BEGIN Records supplied

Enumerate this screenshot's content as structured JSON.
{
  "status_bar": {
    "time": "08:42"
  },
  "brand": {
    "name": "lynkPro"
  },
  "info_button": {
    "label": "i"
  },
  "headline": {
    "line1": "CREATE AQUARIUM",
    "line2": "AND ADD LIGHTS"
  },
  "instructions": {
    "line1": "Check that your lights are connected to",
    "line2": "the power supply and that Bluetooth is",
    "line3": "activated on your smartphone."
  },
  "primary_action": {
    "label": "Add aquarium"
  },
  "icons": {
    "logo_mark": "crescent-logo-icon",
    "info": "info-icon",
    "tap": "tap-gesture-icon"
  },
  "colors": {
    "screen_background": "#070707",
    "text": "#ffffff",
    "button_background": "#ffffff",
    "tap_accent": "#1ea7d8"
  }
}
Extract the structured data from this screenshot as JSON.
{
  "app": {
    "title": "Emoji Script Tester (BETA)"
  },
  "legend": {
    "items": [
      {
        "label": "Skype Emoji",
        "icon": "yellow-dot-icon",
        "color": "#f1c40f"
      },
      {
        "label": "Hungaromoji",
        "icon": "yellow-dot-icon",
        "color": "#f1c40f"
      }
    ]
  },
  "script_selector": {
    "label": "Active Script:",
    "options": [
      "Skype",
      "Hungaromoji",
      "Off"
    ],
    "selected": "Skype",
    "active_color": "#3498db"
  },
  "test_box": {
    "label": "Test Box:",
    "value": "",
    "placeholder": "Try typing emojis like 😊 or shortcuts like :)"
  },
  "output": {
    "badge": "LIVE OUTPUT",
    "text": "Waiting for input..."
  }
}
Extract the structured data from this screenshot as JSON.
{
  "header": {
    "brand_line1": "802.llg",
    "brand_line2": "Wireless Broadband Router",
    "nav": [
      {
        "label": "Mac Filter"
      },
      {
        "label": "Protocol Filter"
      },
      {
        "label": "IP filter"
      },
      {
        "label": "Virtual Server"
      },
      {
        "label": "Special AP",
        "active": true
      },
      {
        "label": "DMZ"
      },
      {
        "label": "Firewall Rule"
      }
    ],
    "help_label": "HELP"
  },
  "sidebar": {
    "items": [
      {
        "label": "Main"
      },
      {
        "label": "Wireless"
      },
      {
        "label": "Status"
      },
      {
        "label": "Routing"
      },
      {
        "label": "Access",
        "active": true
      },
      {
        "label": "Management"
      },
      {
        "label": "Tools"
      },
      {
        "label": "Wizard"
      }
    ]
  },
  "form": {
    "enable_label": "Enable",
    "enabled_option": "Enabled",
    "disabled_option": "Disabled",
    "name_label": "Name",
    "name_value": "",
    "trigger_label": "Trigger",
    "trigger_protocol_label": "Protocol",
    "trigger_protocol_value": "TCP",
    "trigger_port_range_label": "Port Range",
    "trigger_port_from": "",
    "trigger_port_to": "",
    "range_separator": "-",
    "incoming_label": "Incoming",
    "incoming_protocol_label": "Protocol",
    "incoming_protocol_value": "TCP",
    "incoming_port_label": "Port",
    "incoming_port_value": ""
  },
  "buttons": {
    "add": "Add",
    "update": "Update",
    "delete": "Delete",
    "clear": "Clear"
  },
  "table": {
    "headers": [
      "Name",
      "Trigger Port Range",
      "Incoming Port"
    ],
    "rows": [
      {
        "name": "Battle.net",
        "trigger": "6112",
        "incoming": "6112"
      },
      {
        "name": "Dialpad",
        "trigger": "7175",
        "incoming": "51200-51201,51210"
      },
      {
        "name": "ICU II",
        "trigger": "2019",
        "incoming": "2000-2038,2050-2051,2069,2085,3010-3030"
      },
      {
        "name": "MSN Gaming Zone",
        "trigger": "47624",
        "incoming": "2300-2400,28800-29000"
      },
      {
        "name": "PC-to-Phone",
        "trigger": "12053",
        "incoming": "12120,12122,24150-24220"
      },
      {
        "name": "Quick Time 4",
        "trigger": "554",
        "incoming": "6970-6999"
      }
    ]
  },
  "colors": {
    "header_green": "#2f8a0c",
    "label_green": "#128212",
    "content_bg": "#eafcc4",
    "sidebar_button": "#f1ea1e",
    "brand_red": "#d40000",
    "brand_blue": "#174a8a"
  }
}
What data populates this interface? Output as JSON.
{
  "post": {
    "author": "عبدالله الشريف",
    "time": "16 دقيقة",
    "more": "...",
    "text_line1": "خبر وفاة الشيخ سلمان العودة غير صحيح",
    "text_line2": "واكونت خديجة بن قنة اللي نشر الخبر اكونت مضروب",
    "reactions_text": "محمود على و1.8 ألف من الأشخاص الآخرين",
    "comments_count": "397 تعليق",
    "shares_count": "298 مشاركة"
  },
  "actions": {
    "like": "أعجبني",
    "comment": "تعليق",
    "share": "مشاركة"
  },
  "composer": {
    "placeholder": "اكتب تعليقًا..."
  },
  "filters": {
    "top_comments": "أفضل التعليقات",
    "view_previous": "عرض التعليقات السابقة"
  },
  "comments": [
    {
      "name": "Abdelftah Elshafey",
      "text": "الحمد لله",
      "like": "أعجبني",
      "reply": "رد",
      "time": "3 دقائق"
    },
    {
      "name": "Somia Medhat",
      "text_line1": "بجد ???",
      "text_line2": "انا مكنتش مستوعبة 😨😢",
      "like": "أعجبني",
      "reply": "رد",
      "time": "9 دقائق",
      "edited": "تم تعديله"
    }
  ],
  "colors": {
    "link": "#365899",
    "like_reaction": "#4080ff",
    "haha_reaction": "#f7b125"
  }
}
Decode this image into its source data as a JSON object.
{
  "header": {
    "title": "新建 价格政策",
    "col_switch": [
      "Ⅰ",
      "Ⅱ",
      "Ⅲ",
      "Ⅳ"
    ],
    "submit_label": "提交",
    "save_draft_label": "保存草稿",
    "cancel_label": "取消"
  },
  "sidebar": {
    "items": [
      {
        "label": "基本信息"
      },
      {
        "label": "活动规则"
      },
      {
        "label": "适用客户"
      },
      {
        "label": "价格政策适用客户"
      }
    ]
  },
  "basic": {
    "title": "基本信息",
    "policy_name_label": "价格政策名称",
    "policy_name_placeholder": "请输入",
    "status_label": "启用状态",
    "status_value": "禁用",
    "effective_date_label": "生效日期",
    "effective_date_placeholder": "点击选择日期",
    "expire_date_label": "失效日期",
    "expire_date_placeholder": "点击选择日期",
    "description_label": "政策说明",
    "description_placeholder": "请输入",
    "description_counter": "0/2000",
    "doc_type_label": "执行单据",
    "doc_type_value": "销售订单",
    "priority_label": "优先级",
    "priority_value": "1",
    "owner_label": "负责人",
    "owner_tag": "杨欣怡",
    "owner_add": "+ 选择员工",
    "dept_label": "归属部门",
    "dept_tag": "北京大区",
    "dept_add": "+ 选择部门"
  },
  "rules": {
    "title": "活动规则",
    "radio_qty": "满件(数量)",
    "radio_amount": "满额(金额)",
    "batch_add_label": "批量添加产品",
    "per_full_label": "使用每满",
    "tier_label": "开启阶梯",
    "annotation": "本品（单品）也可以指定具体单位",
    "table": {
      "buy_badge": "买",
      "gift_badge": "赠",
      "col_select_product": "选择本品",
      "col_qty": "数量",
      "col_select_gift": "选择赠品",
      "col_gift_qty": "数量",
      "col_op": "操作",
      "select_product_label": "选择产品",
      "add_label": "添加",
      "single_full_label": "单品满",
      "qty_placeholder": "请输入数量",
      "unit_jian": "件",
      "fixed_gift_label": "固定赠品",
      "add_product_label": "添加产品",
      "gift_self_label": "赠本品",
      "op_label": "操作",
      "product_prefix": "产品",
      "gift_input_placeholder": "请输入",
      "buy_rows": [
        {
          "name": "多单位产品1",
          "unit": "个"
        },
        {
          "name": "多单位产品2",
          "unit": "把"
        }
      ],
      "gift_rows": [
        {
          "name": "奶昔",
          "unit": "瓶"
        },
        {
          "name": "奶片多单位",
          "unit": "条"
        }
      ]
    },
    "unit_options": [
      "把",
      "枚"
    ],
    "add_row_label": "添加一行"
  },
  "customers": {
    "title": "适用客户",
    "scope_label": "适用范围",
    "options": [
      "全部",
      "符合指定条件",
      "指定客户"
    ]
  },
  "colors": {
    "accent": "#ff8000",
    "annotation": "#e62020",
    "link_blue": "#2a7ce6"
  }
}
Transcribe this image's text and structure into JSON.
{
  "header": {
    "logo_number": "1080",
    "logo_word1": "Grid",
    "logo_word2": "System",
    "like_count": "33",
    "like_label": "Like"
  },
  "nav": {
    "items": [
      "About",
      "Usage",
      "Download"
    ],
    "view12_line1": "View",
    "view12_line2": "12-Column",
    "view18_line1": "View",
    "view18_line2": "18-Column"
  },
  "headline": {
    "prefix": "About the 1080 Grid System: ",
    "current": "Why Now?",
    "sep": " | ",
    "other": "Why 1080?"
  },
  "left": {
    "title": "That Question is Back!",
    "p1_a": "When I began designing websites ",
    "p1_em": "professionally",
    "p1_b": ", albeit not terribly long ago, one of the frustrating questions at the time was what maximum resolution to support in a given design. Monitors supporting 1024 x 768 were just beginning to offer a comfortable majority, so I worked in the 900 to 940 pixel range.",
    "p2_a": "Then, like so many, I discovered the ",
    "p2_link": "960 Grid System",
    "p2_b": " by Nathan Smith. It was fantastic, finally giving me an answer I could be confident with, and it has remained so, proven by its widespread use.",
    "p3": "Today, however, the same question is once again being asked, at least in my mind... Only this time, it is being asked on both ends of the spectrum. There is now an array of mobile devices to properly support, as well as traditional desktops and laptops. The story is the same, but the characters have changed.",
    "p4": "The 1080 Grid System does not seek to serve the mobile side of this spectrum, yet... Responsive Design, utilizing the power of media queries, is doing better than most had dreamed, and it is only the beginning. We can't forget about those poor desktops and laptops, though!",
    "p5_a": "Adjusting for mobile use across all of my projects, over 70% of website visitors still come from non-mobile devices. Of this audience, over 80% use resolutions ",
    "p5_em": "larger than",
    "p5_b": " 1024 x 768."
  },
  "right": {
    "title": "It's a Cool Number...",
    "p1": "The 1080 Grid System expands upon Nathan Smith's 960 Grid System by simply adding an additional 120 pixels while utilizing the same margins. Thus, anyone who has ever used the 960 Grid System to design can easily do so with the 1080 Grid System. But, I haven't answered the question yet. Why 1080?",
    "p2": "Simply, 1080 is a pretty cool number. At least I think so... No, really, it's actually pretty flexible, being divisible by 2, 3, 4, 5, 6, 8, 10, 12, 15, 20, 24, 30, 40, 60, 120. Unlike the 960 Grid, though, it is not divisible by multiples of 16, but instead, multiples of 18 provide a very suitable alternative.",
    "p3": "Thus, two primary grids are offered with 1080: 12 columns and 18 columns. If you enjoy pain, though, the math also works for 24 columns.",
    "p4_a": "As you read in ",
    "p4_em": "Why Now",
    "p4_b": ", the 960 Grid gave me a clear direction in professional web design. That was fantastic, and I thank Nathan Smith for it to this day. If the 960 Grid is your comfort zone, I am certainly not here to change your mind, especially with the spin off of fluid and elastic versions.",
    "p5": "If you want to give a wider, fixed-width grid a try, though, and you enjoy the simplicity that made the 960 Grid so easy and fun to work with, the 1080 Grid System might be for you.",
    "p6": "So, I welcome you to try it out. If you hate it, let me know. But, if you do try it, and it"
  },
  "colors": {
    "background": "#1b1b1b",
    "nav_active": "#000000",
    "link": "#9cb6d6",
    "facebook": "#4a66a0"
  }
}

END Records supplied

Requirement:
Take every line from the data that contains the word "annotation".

Task output:
    "annotation": "本品（单品）也可以指定具体单位",
    "annotation": "#e62020",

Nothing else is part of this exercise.